Could you retype all of the records exactly, leaving out every picture?

**Entries taken from a collection**
____________________

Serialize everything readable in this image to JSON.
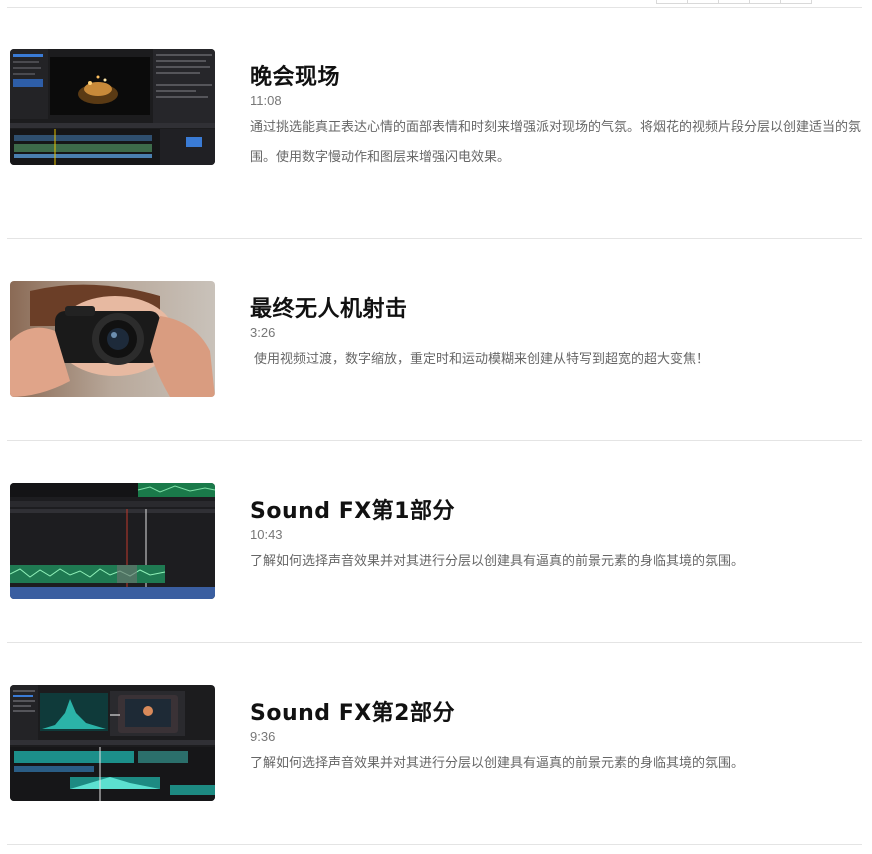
{
  "colors": {
    "title": "#111111",
    "duration": "#777777",
    "description": "#666666",
    "separator": "#e4e4e4"
  },
  "videos": [
    {
      "title": "晚会现场",
      "duration": "11:08",
      "description": "通过挑选能真正表达心情的面部表情和时刻来增强派对现场的气氛。将烟花的视频片段分层以创建适当的氛围。使用数字慢动作和图层来增强闪电效果。",
      "thumbnail_icon": "video-editor-thumbnail"
    },
    {
      "title": "最终无人机射击",
      "duration": "3:26",
      "description": "使用视频过渡，数字缩放，重定时和运动模糊来创建从特写到超宽的超大变焦！",
      "thumbnail_icon": "camera-photo-thumbnail"
    },
    {
      "title": "Sound FX第1部分",
      "duration": "10:43",
      "description": "了解如何选择声音效果并对其进行分层以创建具有逼真的前景元素的身临其境的氛围。",
      "thumbnail_icon": "audio-timeline-thumbnail"
    },
    {
      "title": "Sound FX第2部分",
      "duration": "9:36",
      "description": "了解如何选择声音效果并对其进行分层以创建具有逼真的前景元素的身临其境的氛围。",
      "thumbnail_icon": "video-editor-thumbnail"
    }
  ]
}
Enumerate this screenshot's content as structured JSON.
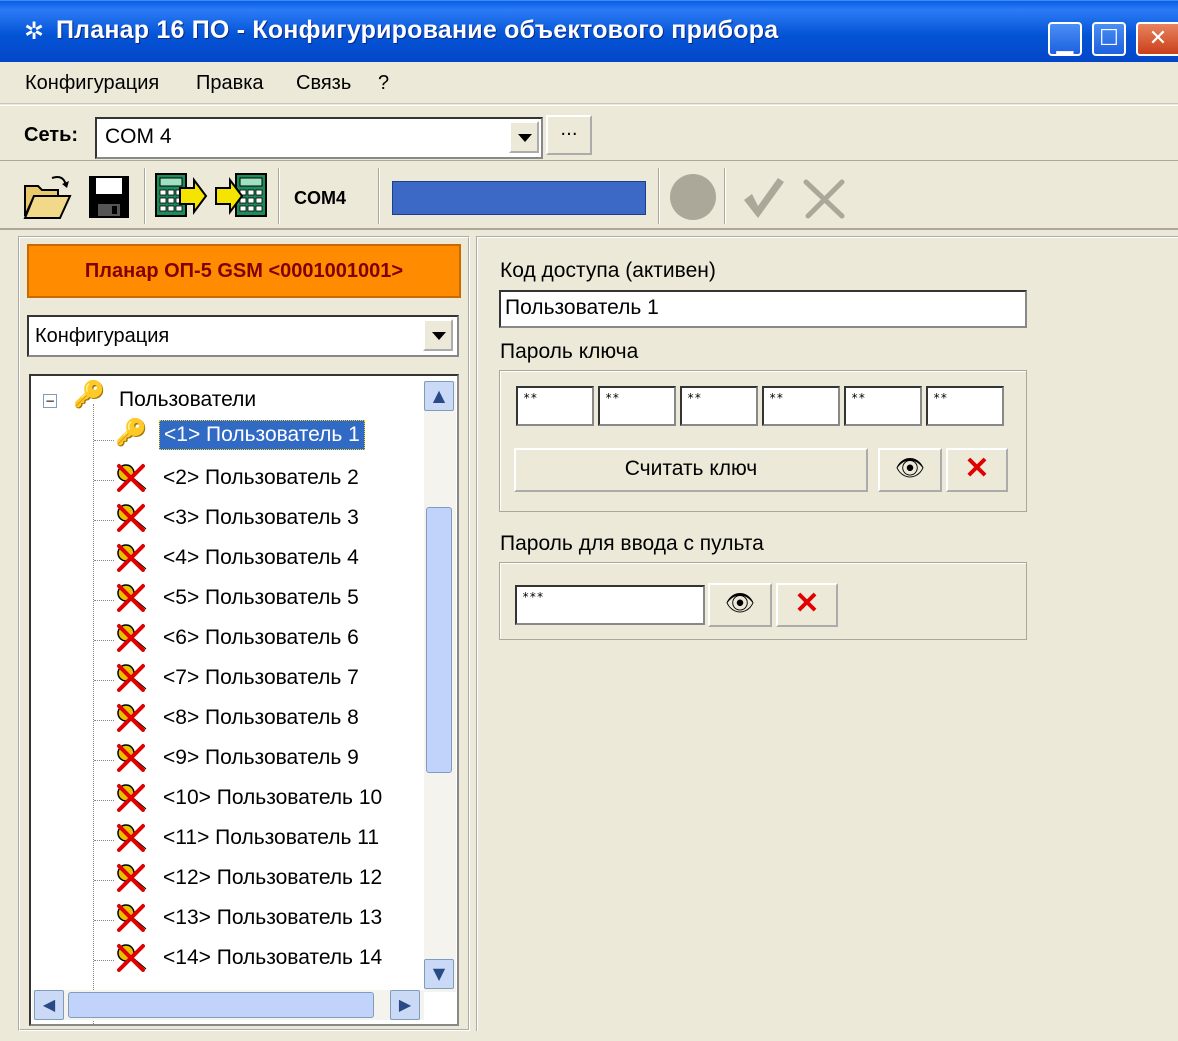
{
  "window": {
    "title": "Планар 16 ПО - Конфигурирование объектового прибора",
    "icon": "gear-icon",
    "controls": [
      "minimize-icon",
      "maximize-icon",
      "close-icon"
    ]
  },
  "menu": {
    "items": [
      "Конфигурация",
      "Правка",
      "Связь",
      "?"
    ]
  },
  "network": {
    "label": "Сеть:",
    "value": "COM 4",
    "more_label": "..."
  },
  "toolbar": {
    "buttons": [
      "open-folder-icon",
      "save-icon",
      "read-device-icon",
      "write-device-icon"
    ],
    "port_label": "COM4",
    "progress": 1.0,
    "colors": {
      "progress": "#3C68C6",
      "status": "#ACA899"
    }
  },
  "device": {
    "name": "Планар ОП-5 GSM <0001001001>",
    "color": "#FF8C00"
  },
  "view_select": {
    "value": "Конфигурация"
  },
  "tree": {
    "root": "Пользователи",
    "selected": "<1> Пользователь 1",
    "items": [
      "<2> Пользователь 2",
      "<3> Пользователь 3",
      "<4> Пользователь 4",
      "<5> Пользователь 5",
      "<6> Пользователь 6",
      "<7> Пользователь 7",
      "<8> Пользователь 8",
      "<9> Пользователь 9",
      "<10> Пользователь 10",
      "<11> Пользователь 11",
      "<12> Пользователь 12",
      "<13> Пользователь 13",
      "<14> Пользователь 14"
    ]
  },
  "access": {
    "code_label": "Код доступа (активен)",
    "code_value": "Пользователь 1",
    "key_password_label": "Пароль ключа",
    "key_bytes": [
      "**",
      "**",
      "**",
      "**",
      "**",
      "**"
    ],
    "read_key_label": "Считать ключ",
    "console_password_label": "Пароль для ввода с пульта",
    "console_password_value": "***"
  }
}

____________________

**RESPONSE**
Serialize everything readable in this image to JSON.
{
  "colors": {
    "title": "#111111",
    "duration": "#777777",
    "description": "#666666",
    "separator": "#e4e4e4"
  },
  "videos": [
    {
      "title": "晚会现场",
      "duration": "11:08",
      "description": "通过挑选能真正表达心情的面部表情和时刻来增强派对现场的气氛。将烟花的视频片段分层以创建适当的氛围。使用数字慢动作和图层来增强闪电效果。",
      "thumbnail_icon": "video-editor-thumbnail"
    },
    {
      "title": "最终无人机射击",
      "duration": "3:26",
      "description": "使用视频过渡，数字缩放，重定时和运动模糊来创建从特写到超宽的超大变焦！",
      "thumbnail_icon": "camera-photo-thumbnail"
    },
    {
      "title": "Sound FX第1部分",
      "duration": "10:43",
      "description": "了解如何选择声音效果并对其进行分层以创建具有逼真的前景元素的身临其境的氛围。",
      "thumbnail_icon": "audio-timeline-thumbnail"
    },
    {
      "title": "Sound FX第2部分",
      "duration": "9:36",
      "description": "了解如何选择声音效果并对其进行分层以创建具有逼真的前景元素的身临其境的氛围。",
      "thumbnail_icon": "video-editor-thumbnail"
    }
  ]
}
Enumerate this screenshot's content as structured JSON.
{
  "window": {
    "title": "Планар 16 ПО - Конфигурирование объектового прибора",
    "icon": "gear-icon",
    "controls": [
      "minimize-icon",
      "maximize-icon",
      "close-icon"
    ]
  },
  "menu": {
    "items": [
      "Конфигурация",
      "Правка",
      "Связь",
      "?"
    ]
  },
  "network": {
    "label": "Сеть:",
    "value": "COM 4",
    "more_label": "..."
  },
  "toolbar": {
    "buttons": [
      "open-folder-icon",
      "save-icon",
      "read-device-icon",
      "write-device-icon"
    ],
    "port_label": "COM4",
    "progress": 1.0,
    "colors": {
      "progress": "#3C68C6",
      "status": "#ACA899"
    }
  },
  "device": {
    "name": "Планар ОП-5 GSM <0001001001>",
    "color": "#FF8C00"
  },
  "view_select": {
    "value": "Конфигурация"
  },
  "tree": {
    "root": "Пользователи",
    "selected": "<1> Пользователь 1",
    "items": [
      "<2> Пользователь 2",
      "<3> Пользователь 3",
      "<4> Пользователь 4",
      "<5> Пользователь 5",
      "<6> Пользователь 6",
      "<7> Пользователь 7",
      "<8> Пользователь 8",
      "<9> Пользователь 9",
      "<10> Пользователь 10",
      "<11> Пользователь 11",
      "<12> Пользователь 12",
      "<13> Пользователь 13",
      "<14> Пользователь 14"
    ]
  },
  "access": {
    "code_label": "Код доступа (активен)",
    "code_value": "Пользователь 1",
    "key_password_label": "Пароль ключа",
    "key_bytes": [
      "**",
      "**",
      "**",
      "**",
      "**",
      "**"
    ],
    "read_key_label": "Считать ключ",
    "console_password_label": "Пароль для ввода с пульта",
    "console_password_value": "***"
  }
}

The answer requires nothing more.